DOD Research Grants Face Uncertain Future

WASHINGTON—A Defense Department program that distributed $124 million last year in contracts to university researchers appears to have been a one-time windfall for academic scientists. Its survival, which is uncertain given the pressure to trim military spending and reduce the federal deficit, could hurt other researchers funded by the Pentagon. The University Research Initiative (URI) was created as a way to provide universities with money for equipment, training and research in areas fel

Dan Charles
May 3, 1987
WASHINGTON—A Defense Department program that distributed $124 million last year in contracts to university researchers appears to have been a one-time windfall for academic scientists. Its survival, which is uncertain given the pressure to trim military spending and reduce the federal deficit, could hurt other researchers funded by the Pentagon.

The University Research Initiative (URI) was created as a way to provide universities with money for equipment, training and research in areas felt to have military value.
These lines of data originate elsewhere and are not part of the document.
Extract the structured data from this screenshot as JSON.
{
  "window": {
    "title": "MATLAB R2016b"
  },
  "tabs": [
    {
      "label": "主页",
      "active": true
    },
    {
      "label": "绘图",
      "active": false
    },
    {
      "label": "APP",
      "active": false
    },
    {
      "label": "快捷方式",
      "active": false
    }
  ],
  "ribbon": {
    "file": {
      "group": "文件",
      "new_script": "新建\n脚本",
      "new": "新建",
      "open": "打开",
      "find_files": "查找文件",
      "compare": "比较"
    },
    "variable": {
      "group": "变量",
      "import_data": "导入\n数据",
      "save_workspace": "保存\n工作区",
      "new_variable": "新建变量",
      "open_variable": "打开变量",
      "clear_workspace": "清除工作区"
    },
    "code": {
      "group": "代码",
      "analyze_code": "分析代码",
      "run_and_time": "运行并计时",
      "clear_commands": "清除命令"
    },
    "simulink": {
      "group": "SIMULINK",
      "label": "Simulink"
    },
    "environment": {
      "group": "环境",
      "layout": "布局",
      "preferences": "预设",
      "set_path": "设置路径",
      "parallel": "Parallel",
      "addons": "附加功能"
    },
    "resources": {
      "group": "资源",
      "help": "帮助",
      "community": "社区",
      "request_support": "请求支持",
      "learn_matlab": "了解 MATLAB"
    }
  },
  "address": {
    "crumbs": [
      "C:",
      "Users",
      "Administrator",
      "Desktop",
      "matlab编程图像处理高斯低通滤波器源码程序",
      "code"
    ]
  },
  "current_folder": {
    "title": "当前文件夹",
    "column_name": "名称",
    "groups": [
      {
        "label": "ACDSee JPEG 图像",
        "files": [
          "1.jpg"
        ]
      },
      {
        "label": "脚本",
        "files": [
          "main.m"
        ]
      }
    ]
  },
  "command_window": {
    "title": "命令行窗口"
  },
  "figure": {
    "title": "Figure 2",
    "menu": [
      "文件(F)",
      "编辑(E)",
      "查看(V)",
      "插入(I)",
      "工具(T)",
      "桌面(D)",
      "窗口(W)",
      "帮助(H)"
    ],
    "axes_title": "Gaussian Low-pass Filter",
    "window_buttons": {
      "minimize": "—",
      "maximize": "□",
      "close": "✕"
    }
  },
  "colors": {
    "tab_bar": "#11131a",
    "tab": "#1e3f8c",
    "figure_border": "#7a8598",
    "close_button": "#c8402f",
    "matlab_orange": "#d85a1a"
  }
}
Congress, in a burst of enthusiasm for basic research, added $75 million to the Pentagon's initial $25 million program request. Cuts mandated by the GrammRudman law pared the 1986 appropriation to $90 million, and Congress approved only $34 million for the program in 1987 because the 1986 money was not released until the end of the fiscal year.

Funding for the program was expected to grow each year, supporting a stream of new,...